(What the task asks)
Going through the data below, please show each line containing the string "name".

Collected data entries
※

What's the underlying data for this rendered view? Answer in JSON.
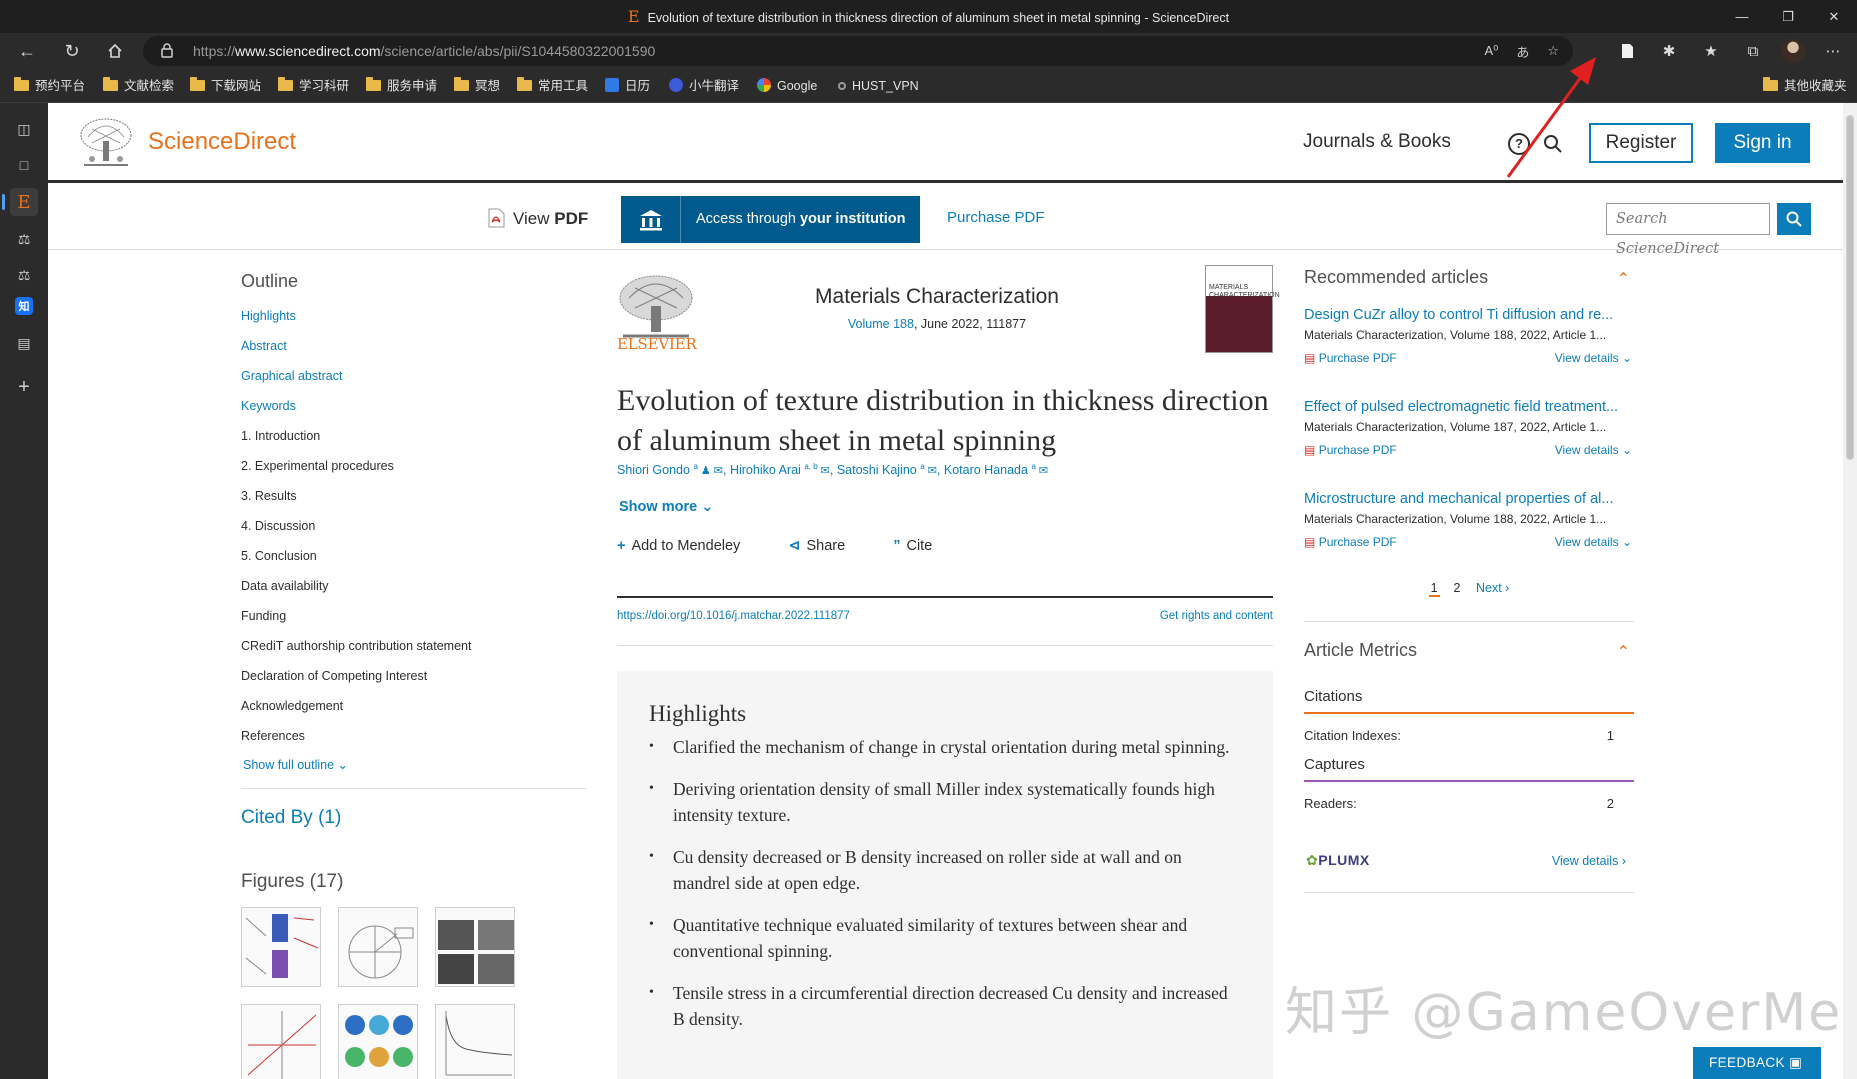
{
  "window": {
    "title": "Evolution of texture distribution in thickness direction of aluminum sheet in metal spinning - ScienceDirect",
    "favicon_letter": "E"
  },
  "address_bar": {
    "url_prefix": "https://",
    "url_host": "www.sciencedirect.com",
    "url_path": "/science/article/abs/pii/S1044580322001590"
  },
  "bookmarks": [
    {
      "label": "预约平台",
      "icon": "folder-icon"
    },
    {
      "label": "文献检索",
      "icon": "folder-icon"
    },
    {
      "label": "下载网站",
      "icon": "folder-icon"
    },
    {
      "label": "学习科研",
      "icon": "folder-icon"
    },
    {
      "label": "服务申请",
      "icon": "folder-icon"
    },
    {
      "label": "冥想",
      "icon": "folder-icon"
    },
    {
      "label": "常用工具",
      "icon": "folder-icon"
    },
    {
      "label": "日历",
      "icon": "calendar-icon"
    },
    {
      "label": "小牛翻译",
      "icon": "translate-icon"
    },
    {
      "label": "Google",
      "icon": "google-icon"
    },
    {
      "label": "HUST_VPN",
      "icon": "vpn-icon"
    }
  ],
  "bookmarks_other": "其他收藏夹",
  "sidebar_icons": [
    "tabs-icon",
    "page-icon",
    "elsevier-e-icon",
    "extension-icon",
    "extension-icon",
    "zhihu-icon",
    "app-icon",
    "add-icon"
  ],
  "sidebar_zhihu": "知",
  "header": {
    "brand": "ScienceDirect",
    "journals_books": "Journals & Books",
    "help": "?",
    "register": "Register",
    "sign_in": "Sign in"
  },
  "toolbar": {
    "view_pdf_pre": "View ",
    "view_pdf_bold": "PDF",
    "access_pre": "Access through ",
    "access_bold": "your institution",
    "purchase_pdf": "Purchase PDF",
    "search_placeholder": "Search ScienceDirect"
  },
  "outline": {
    "heading": "Outline",
    "items": [
      {
        "label": "Highlights",
        "link": true
      },
      {
        "label": "Abstract",
        "link": true
      },
      {
        "label": "Graphical abstract",
        "link": true
      },
      {
        "label": "Keywords",
        "link": true
      },
      {
        "label": "1. Introduction",
        "link": false
      },
      {
        "label": "2. Experimental procedures",
        "link": false
      },
      {
        "label": "3. Results",
        "link": false
      },
      {
        "label": "4. Discussion",
        "link": false
      },
      {
        "label": "5. Conclusion",
        "link": false
      },
      {
        "label": "Data availability",
        "link": false
      },
      {
        "label": "Funding",
        "link": false
      },
      {
        "label": "CRediT authorship contribution statement",
        "link": false
      },
      {
        "label": "Declaration of Competing Interest",
        "link": false
      },
      {
        "label": "Acknowledgement",
        "link": false
      },
      {
        "label": "References",
        "link": false
      }
    ],
    "show_full": "Show full outline",
    "cited_by": "Cited By (1)",
    "figures": "Figures (17)"
  },
  "article": {
    "publisher_word": "ELSEVIER",
    "journal": "Materials Characterization",
    "volume_link": "Volume 188",
    "volume_rest": ", June 2022, 111877",
    "cover_text": "MATERIALS CHARACTERIZATION",
    "title": "Evolution of texture distribution in thickness direction of aluminum sheet in metal spinning",
    "authors": [
      {
        "name": "Shiori Gondo",
        "sup": "a"
      },
      {
        "name": "Hirohiko Arai",
        "sup": "a, b"
      },
      {
        "name": "Satoshi Kajino",
        "sup": "a"
      },
      {
        "name": "Kotaro Hanada",
        "sup": "a"
      }
    ],
    "show_more": "Show more",
    "add_mendeley": "Add to Mendeley",
    "share": "Share",
    "cite": "Cite",
    "doi": "https://doi.org/10.1016/j.matchar.2022.111877",
    "rights": "Get rights and content",
    "highlights_heading": "Highlights",
    "highlights": [
      "Clarified the mechanism of change in crystal orientation during metal spinning.",
      "Deriving orientation density of small Miller index systematically founds high intensity texture.",
      "Cu density decreased or B density increased on roller side at wall and on mandrel side at open edge.",
      "Quantitative technique evaluated similarity of textures between shear and conventional spinning.",
      "Tensile stress in a circumferential direction decreased Cu density and increased B density."
    ]
  },
  "recommended": {
    "heading": "Recommended articles",
    "items": [
      {
        "title": "Design CuZr alloy to control Ti diffusion and re...",
        "meta": "Materials Characterization, Volume 188, 2022, Article 1...",
        "purchase": "Purchase PDF",
        "details": "View details"
      },
      {
        "title": "Effect of pulsed electromagnetic field treatment...",
        "meta": "Materials Characterization, Volume 187, 2022, Article 1...",
        "purchase": "Purchase PDF",
        "details": "View details"
      },
      {
        "title": "Microstructure and mechanical properties of al...",
        "meta": "Materials Characterization, Volume 188, 2022, Article 1...",
        "purchase": "Purchase PDF",
        "details": "View details"
      }
    ],
    "page1": "1",
    "page2": "2",
    "next": "Next"
  },
  "metrics": {
    "heading": "Article Metrics",
    "citations": "Citations",
    "citation_indexes_label": "Citation Indexes:",
    "citation_indexes_value": "1",
    "captures": "Captures",
    "readers_label": "Readers:",
    "readers_value": "2",
    "plumx": "PLUMX",
    "view_details": "View details"
  },
  "watermark": "知乎 @GameOverMe",
  "feedback": "FEEDBACK",
  "colors": {
    "sd_orange": "#e9711c",
    "sd_blue": "#0c7dbb",
    "institution_blue": "#005a8e",
    "citations_bar": "#e9711c",
    "captures_bar": "#9b59b6",
    "annotation_red": "#e02020"
  }
}
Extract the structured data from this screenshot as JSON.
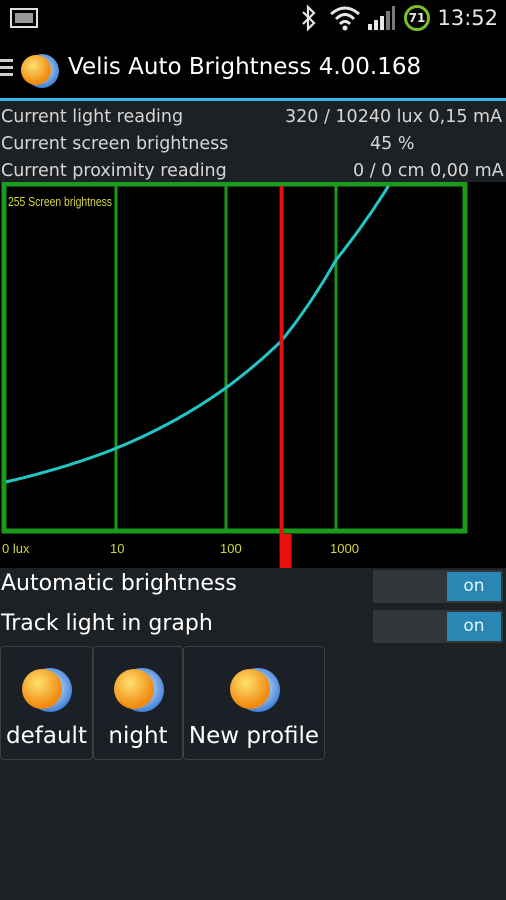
{
  "status_bar": {
    "time": "13:52",
    "battery_level": "71",
    "icons": [
      "image-icon",
      "bluetooth-icon",
      "wifi-icon",
      "signal-icon",
      "battery-icon"
    ]
  },
  "action_bar": {
    "title": "Velis Auto Brightness 4.00.168",
    "icons": [
      "menu-icon",
      "app-logo-icon"
    ]
  },
  "readings": [
    {
      "label": "Current light reading",
      "value": "320 / 10240 lux  0,15 mA"
    },
    {
      "label": "Current screen brightness",
      "value": "45 %"
    },
    {
      "label": "Current proximity reading",
      "value": "0 / 0 cm 0,00 mA"
    }
  ],
  "chart_data": {
    "type": "line",
    "title": "255 Screen brightness",
    "x_scale": "log",
    "x_tick_labels": [
      "0 lux",
      "10",
      "100",
      "1000"
    ],
    "x": [
      1,
      10,
      100,
      320,
      1000,
      3000
    ],
    "series": [
      {
        "values": [
          35,
          60,
          105,
          140,
          200,
          255
        ]
      }
    ],
    "ylim": [
      0,
      255
    ],
    "current_light_lux": 320,
    "current_brightness_percent": 45,
    "grid": true,
    "colors": {
      "frame": "#1b9a1b",
      "curve": "#22c6c6",
      "marker": "#e80f0f",
      "label": "#d6d63a"
    }
  },
  "toggles": [
    {
      "label": "Automatic brightness",
      "state": "on"
    },
    {
      "label": "Track light in graph",
      "state": "on"
    }
  ],
  "profiles": [
    {
      "name": "default",
      "icon": "profile-logo-icon"
    },
    {
      "name": "night",
      "icon": "profile-logo-icon"
    },
    {
      "name": "New profile",
      "icon": "profile-logo-icon"
    }
  ]
}
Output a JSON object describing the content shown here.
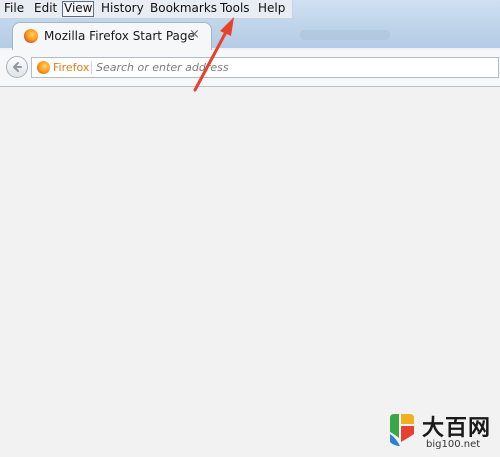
{
  "menubar": {
    "items": [
      "File",
      "Edit",
      "View",
      "History",
      "Bookmarks",
      "Tools",
      "Help"
    ],
    "active_item": "View"
  },
  "tab": {
    "title": "Mozilla Firefox Start Page",
    "close_glyph": "×"
  },
  "navbar": {
    "identity_label": "Firefox",
    "url_placeholder": "Search or enter address",
    "url_value": ""
  },
  "colors": {
    "identity": "#e07a1c",
    "annotation_arrow": "#e8412c",
    "content_background": "#f2f2f2"
  },
  "watermark": {
    "title": "大百网",
    "url": "big100.net"
  }
}
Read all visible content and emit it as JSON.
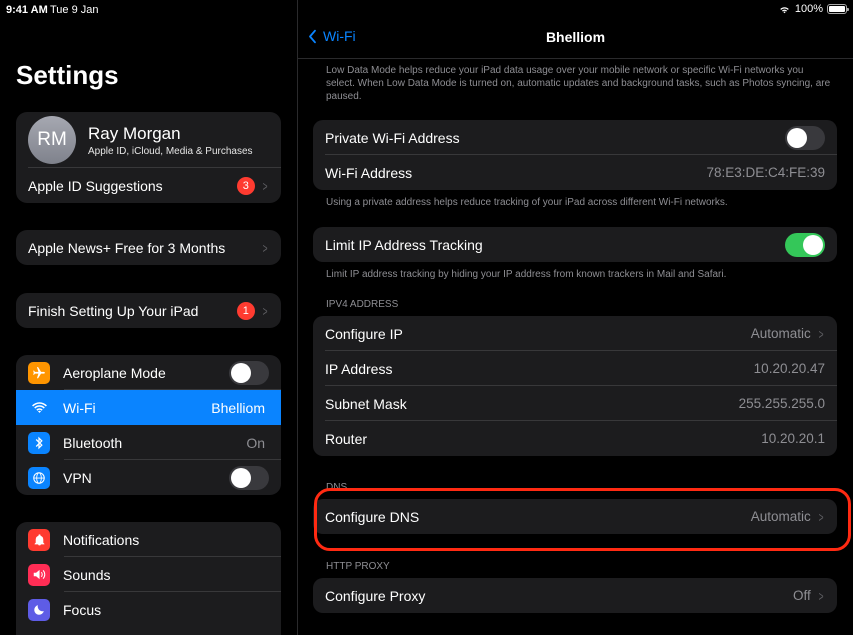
{
  "status_bar": {
    "time": "9:41 AM",
    "date": "Tue 9 Jan",
    "battery": "100%",
    "battery_level": 1.0
  },
  "sidebar": {
    "title": "Settings",
    "profile": {
      "initials": "RM",
      "name": "Ray Morgan",
      "subtitle": "Apple ID, iCloud, Media & Purchases"
    },
    "apple_id_suggestions": {
      "label": "Apple ID Suggestions",
      "badge": "3"
    },
    "apple_news": {
      "label": "Apple News+ Free for 3 Months"
    },
    "finish_setup": {
      "label": "Finish Setting Up Your iPad",
      "badge": "1"
    },
    "network_items": [
      {
        "label": "Aeroplane Mode",
        "toggle": false,
        "color": "#ff9500"
      },
      {
        "label": "Wi-Fi",
        "value": "Bhelliom",
        "color": "#0a84ff"
      },
      {
        "label": "Bluetooth",
        "value": "On",
        "color": "#0a84ff"
      },
      {
        "label": "VPN",
        "toggle": false,
        "color": "#0a84ff"
      }
    ],
    "notification_items": [
      {
        "label": "Notifications",
        "color": "#ff3b30"
      },
      {
        "label": "Sounds",
        "color": "#ff2d55"
      },
      {
        "label": "Focus",
        "color": "#5e5ce6"
      }
    ]
  },
  "detail": {
    "back_label": "Wi-Fi",
    "title": "Bhelliom",
    "low_data_note": "Low Data Mode helps reduce your iPad data usage over your mobile network or specific Wi-Fi networks you select. When Low Data Mode is turned on, automatic updates and background tasks, such as Photos syncing, are paused.",
    "private_address": {
      "label": "Private Wi-Fi Address",
      "on": false
    },
    "wifi_address": {
      "label": "Wi-Fi Address",
      "value": "78:E3:DE:C4:FE:39"
    },
    "private_note": "Using a private address helps reduce tracking of your iPad across different Wi-Fi networks.",
    "limit_ip": {
      "label": "Limit IP Address Tracking",
      "on": true
    },
    "limit_note": "Limit IP address tracking by hiding your IP address from known trackers in Mail and Safari.",
    "ipv4_header": "IPV4 ADDRESS",
    "ipv4_rows": [
      {
        "label": "Configure IP",
        "value": "Automatic"
      },
      {
        "label": "IP Address",
        "value": "10.20.20.47"
      },
      {
        "label": "Subnet Mask",
        "value": "255.255.255.0"
      },
      {
        "label": "Router",
        "value": "10.20.20.1"
      }
    ],
    "dns_header": "DNS",
    "configure_dns": {
      "label": "Configure DNS",
      "value": "Automatic"
    },
    "proxy_header": "HTTP PROXY",
    "configure_proxy": {
      "label": "Configure Proxy",
      "value": "Off"
    }
  }
}
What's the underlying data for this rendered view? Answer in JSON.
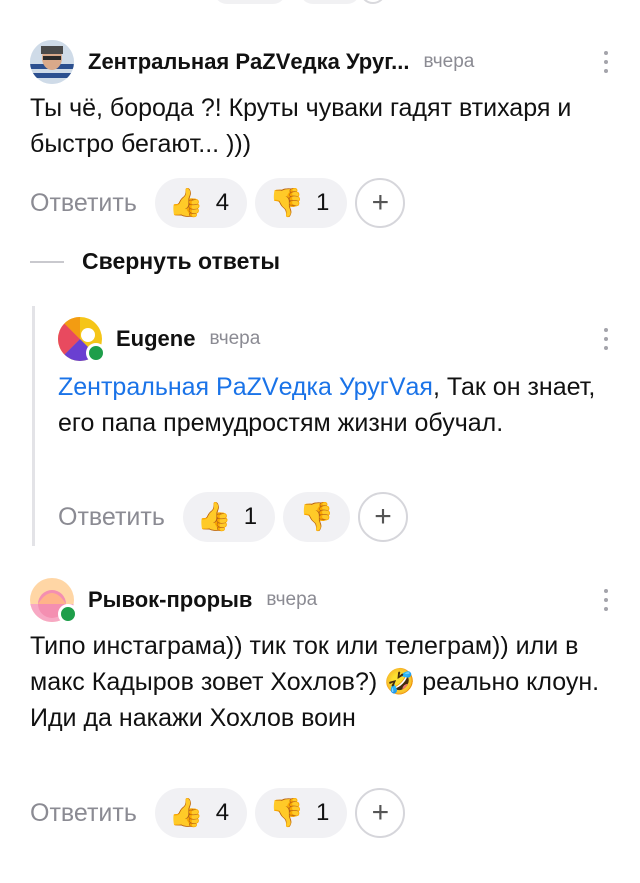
{
  "comments": [
    {
      "author": "Zентральная PaZVедка Уруг...",
      "time": "вчера",
      "text": "Ты чё, борода ?! Круты чуваки гадят втихаря и быстро бегают... )))",
      "reply_label": "Ответить",
      "likes": "4",
      "dislikes": "1",
      "avatar": "photo-avatar"
    },
    {
      "author": "Eugene",
      "time": "вчера",
      "mention": "Zентральная PaZVедка УругVая",
      "text": ", Так он знает, его папа премудростям жизни обучал.",
      "reply_label": "Ответить",
      "likes": "1",
      "dislikes": "",
      "avatar": "colorful-avatar",
      "online": true
    },
    {
      "author": "Рывок-прорыв",
      "time": "вчера",
      "text": "Типо инстаграма)) тик ток или телеграм)) или в макс Кадыров зовет Хохлов?) 🤣 реально клоун. Иди да накажи Хохлов воин",
      "reply_label": "Ответить",
      "likes": "4",
      "dislikes": "1",
      "avatar": "pink-avatar",
      "online": true
    }
  ],
  "thread": {
    "collapse_label": "Свернуть ответы"
  },
  "icons": {
    "like": "thumbs-up-icon",
    "dislike": "thumbs-down-icon",
    "add": "plus-icon",
    "more": "more-vertical-icon"
  },
  "reaction_glyphs": {
    "like": "👍",
    "dislike": "👎",
    "add": "+"
  },
  "colors": {
    "mention": "#1a73e8",
    "online": "#1e9e4a",
    "muted": "#8b8b93"
  }
}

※

(Final answer)
        "name": "Shiori Gondo",
        "name": "Hirohiko Arai",
        "name": "Satoshi Kajino",
        "name": "Kotaro Hanada",
      "name": "default",
      "name": "night",
      "name": "New profile",
      "name": "Ray Morgan",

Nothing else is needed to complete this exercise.